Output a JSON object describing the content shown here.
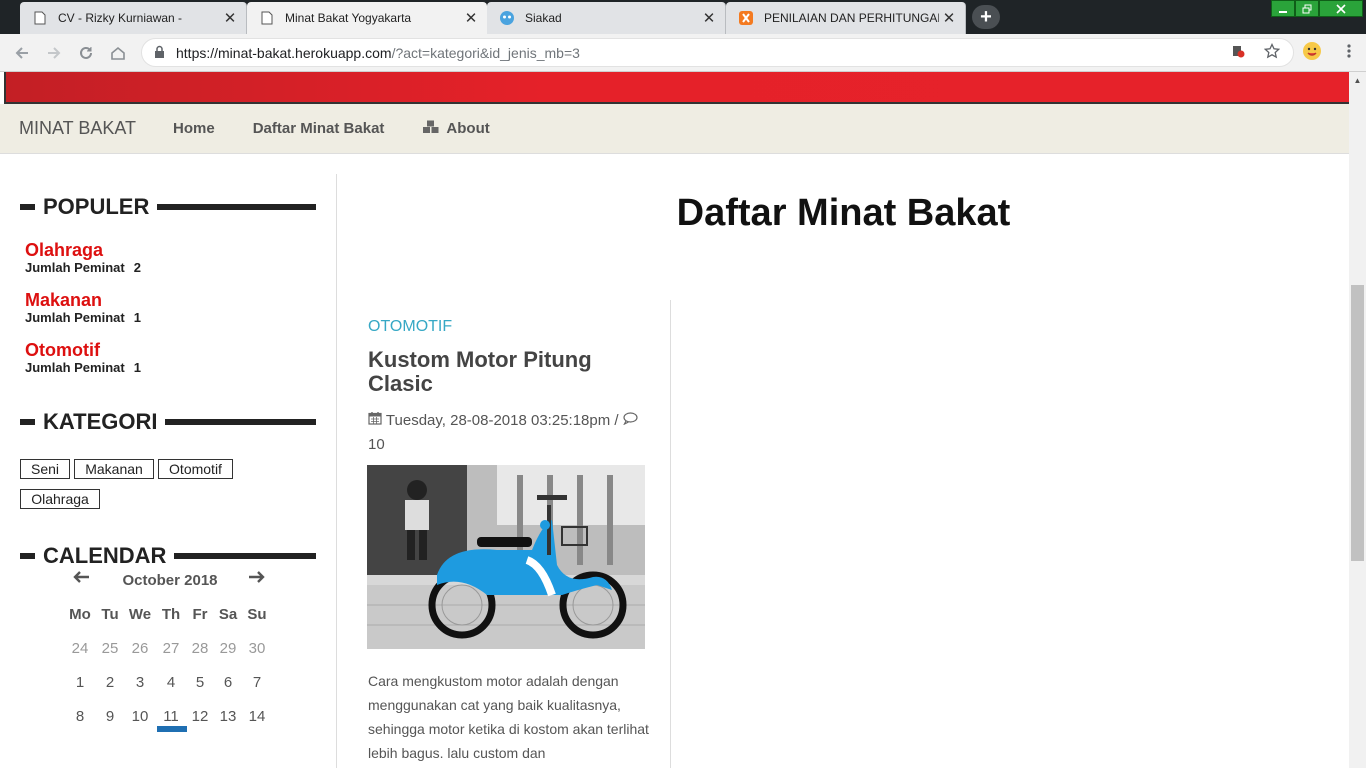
{
  "browser": {
    "tabs": [
      {
        "title": "CV - Rizky Kurniawan -",
        "icon": "page-icon",
        "active": false
      },
      {
        "title": "Minat Bakat Yogyakarta",
        "icon": "page-icon",
        "active": true
      },
      {
        "title": "Siakad",
        "icon": "siakad-icon",
        "active": false
      },
      {
        "title": "PENILAIAN DAN PERHITUNGAN",
        "icon": "xampp-icon",
        "active": false
      }
    ],
    "url_host": "https://minat-bakat.herokuapp.com",
    "url_rest": "/?act=kategori&id_jenis_mb=3"
  },
  "nav": {
    "brand": "MINAT BAKAT",
    "home": "Home",
    "daftar": "Daftar Minat Bakat",
    "about": "About"
  },
  "sidebar": {
    "populer_title": "POPULER",
    "populer": [
      {
        "name": "Olahraga",
        "label": "Jumlah Peminat",
        "count": "2"
      },
      {
        "name": "Makanan",
        "label": "Jumlah Peminat",
        "count": "1"
      },
      {
        "name": "Otomotif",
        "label": "Jumlah Peminat",
        "count": "1"
      }
    ],
    "kategori_title": "KATEGORI",
    "kategori": [
      "Seni",
      "Makanan",
      "Otomotif",
      "Olahraga"
    ],
    "calendar_title": "CALENDAR",
    "calendar": {
      "month": "October 2018",
      "days": [
        "Mo",
        "Tu",
        "We",
        "Th",
        "Fr",
        "Sa",
        "Su"
      ],
      "week1": [
        "24",
        "25",
        "26",
        "27",
        "28",
        "29",
        "30"
      ],
      "week2": [
        "1",
        "2",
        "3",
        "4",
        "5",
        "6",
        "7"
      ],
      "week3": [
        "8",
        "9",
        "10",
        "11",
        "12",
        "13",
        "14"
      ]
    }
  },
  "main": {
    "title": "Daftar Minat Bakat",
    "post": {
      "category": "OTOMOTIF",
      "title": "Kustom Motor Pitung Clasic",
      "date": "Tuesday, 28-08-2018 03:25:18pm /",
      "comments": "10",
      "excerpt": "Cara mengkustom motor adalah dengan menggunakan cat yang baik kualitasnya, sehingga motor ketika di kostom akan terlihat lebih bagus. lalu custom dan"
    }
  }
}
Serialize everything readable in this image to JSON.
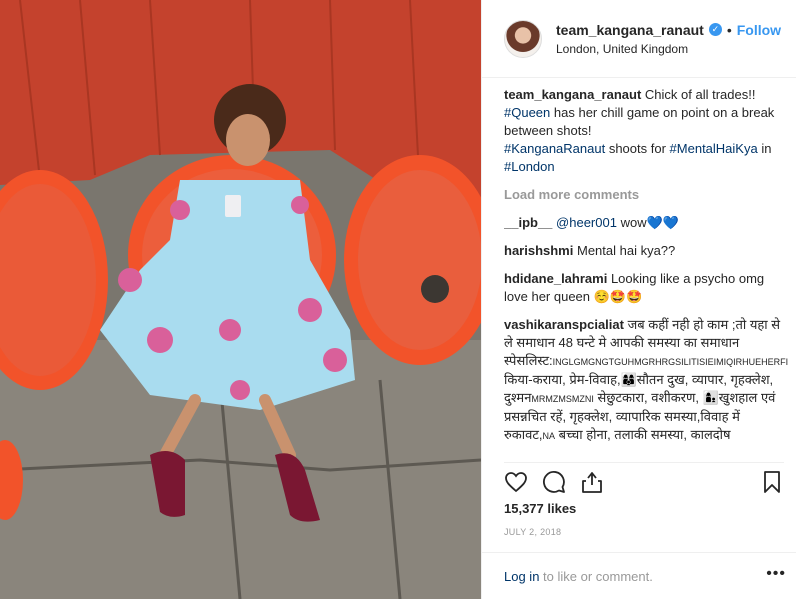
{
  "author": {
    "username": "team_kangana_ranaut",
    "location": "London, United Kingdom",
    "follow_label": "Follow",
    "separator": "•"
  },
  "caption": {
    "username": "team_kangana_ranaut",
    "line1": "Chick of all trades!!",
    "tag1": "#Queen",
    "line2": "has her chill game on point on a break between shots!",
    "tag2": "#KanganaRanaut",
    "line3": "shoots for",
    "tag3": "#MentalHaiKya",
    "line4": "in",
    "tag4": "#London"
  },
  "load_more": "Load more comments",
  "comments": [
    {
      "user": "__ipb__",
      "mention": "@heer001",
      "text": "wow💙💙"
    },
    {
      "user": "harishshmi",
      "text": "Mental hai kya??"
    },
    {
      "user": "hdidane_lahrami",
      "text": "Looking like a psycho omg love her queen ☺️🤩🤩"
    },
    {
      "user": "vashikaranspcialiat",
      "text": "जब कहीं नही हो काम ;तो यहा से ले समाधान 48 घन्टे मे आपकी समस्या का समाधान स्पेसलिस्ट:",
      "small1": "INGLGMGNGTGUHMGRHRGSILITISIEIMIQIRHUEHERFIMNMNMUMUMU",
      "text2": "किया-कराया, प्रेम-विवाह,👩‍👩‍👦सौतन दुख, व्यापार, गृहक्लेश, दुश्मन",
      "small2": "MRMZMSMZNI",
      "text3": "सेछुटकारा, वशीकरण, 👩‍👦खुशहाल एवं प्रसन्नचित रहें, गृहक्लेश, व्यापारिक समस्या,विवाह में रुकावट,",
      "small3": "NA",
      "text4": "बच्चा होना, तलाकी समस्या, कालदोष"
    }
  ],
  "likes": "15,377 likes",
  "date": "JULY 2, 2018",
  "footer": {
    "login": "Log in",
    "rest": "to like or comment.",
    "more": "•••"
  },
  "icons": [
    "heart-icon",
    "comment-icon",
    "share-icon",
    "bookmark-icon",
    "more-options-icon",
    "verified-badge-icon"
  ],
  "colors": {
    "link": "#3897f0",
    "hashtag": "#003569",
    "muted": "#999999",
    "chair": "#f04a1f",
    "wall": "#c9452f"
  }
}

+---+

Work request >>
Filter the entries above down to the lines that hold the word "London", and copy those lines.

Finished exercise >>
    "location": "London, United Kingdom",
    "tag4": "#London"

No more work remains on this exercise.